Silence for the Dead / Simone St James
New York: NAL Trade, c2014.
St James' third novel is an immensely satisfying ghost story, with a lonely, crumbling mansion on an isolated sea shore, complete with a dark secret; a house full of "madmen" -- really shell shocked soldiers; antagonistic coworkers; a possible love interest; a heroine who isn't quite what she says she is; and of course, a terrifying ghost.
It's 1919. Kitty Weekes has applied and been accepted as a nurse at Portis House, an asylum for soldiers who can't cope with returning to society post-WWI. Despite the fact that she's not a nurse, she falsifies her credentials to get the job, as she is desperate for a situation that will get her away from her violent father's reach.
But at Portis House, she realizes that something more than simple shell shock is traumatizing the men she's caring for. Why, for instance, are they all having the same terrifying nightmare? Her persistence and curiosity uncover some shocking truths about the family who built Portis House and then mysteriously disappeared years ago.

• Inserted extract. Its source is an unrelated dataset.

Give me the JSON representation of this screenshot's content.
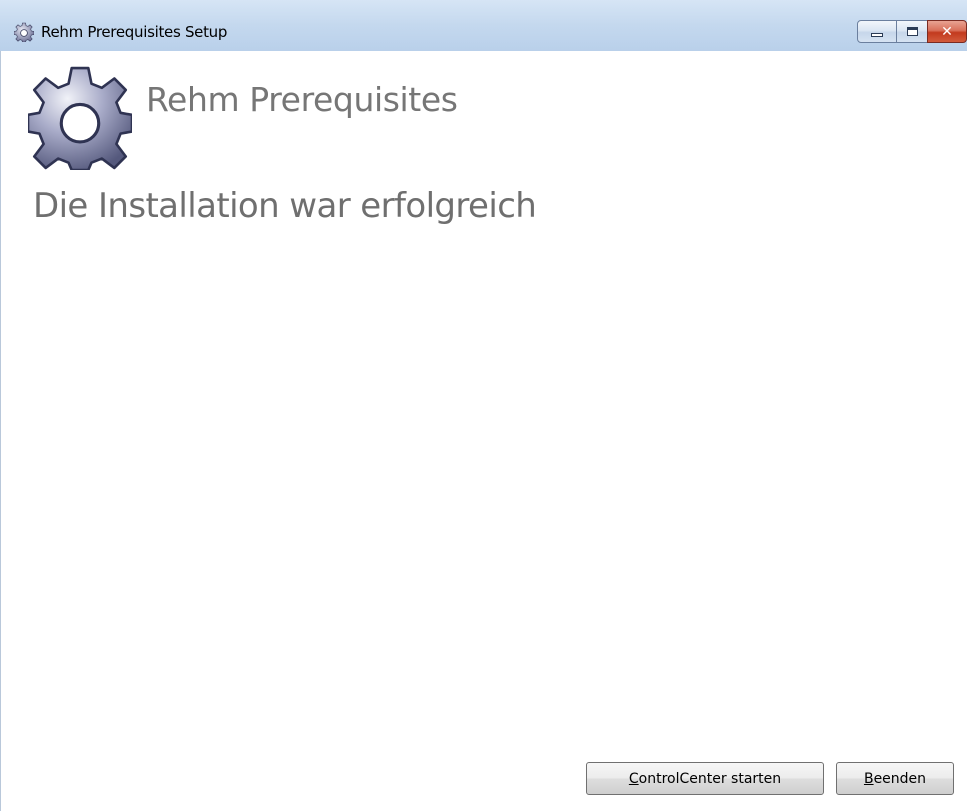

Kitty is an engaging heroine, intrepid and tough, even in the face of chilling danger. She observes and acts in equal measure, using her own experiences to analyze this current situation. I loved the creepiness of the story, and the romance element (Jack, a patient, reminded me very, very strongly of Captain Jack Harkness from Dr Who, and he's all I could picture...which isn't a bad thing...) As in her other two novels, St. James is able to create an elaborate story both around the heroine and the ghost/supernatural presences that the heroine encounters; both storylines mesh and work beautifully.
I thought the ending was bit inconclusive with this novel, though, and would have liked a more definite tying-up-of-loose-ends. Still, this was a spooky, entertaining, utterly convincing read. I really enjoyed reading it, as I have her first two books, The Haunting of Maddy Clare, and An Inquiry Into Love and Death. All three novels are set in England and follow romantic suspense genre expectations as set out by the greats like Mary Stewart or Victoria Holt. St James modernizes her approach though, and the heroines are strong and capable, making you want to cheer them on.
I like this kind of ghostly romantic tale, but even though I've read a lot of them, I found this one particularly chilling -- I had to stop reading it pre-bedtime as I was spooking myself with it! I guess that is a testament to the psychological power of the set-up in this novel. It's very well done, and I'd recommend it highly.
(* her last novel, Inquiry Into Love and Death, is on the OLA's Evergreen Award shortlist this year, so local Ontario readers, do pick it up if you can -- if you like it as much as I did you can always vote for it in October!)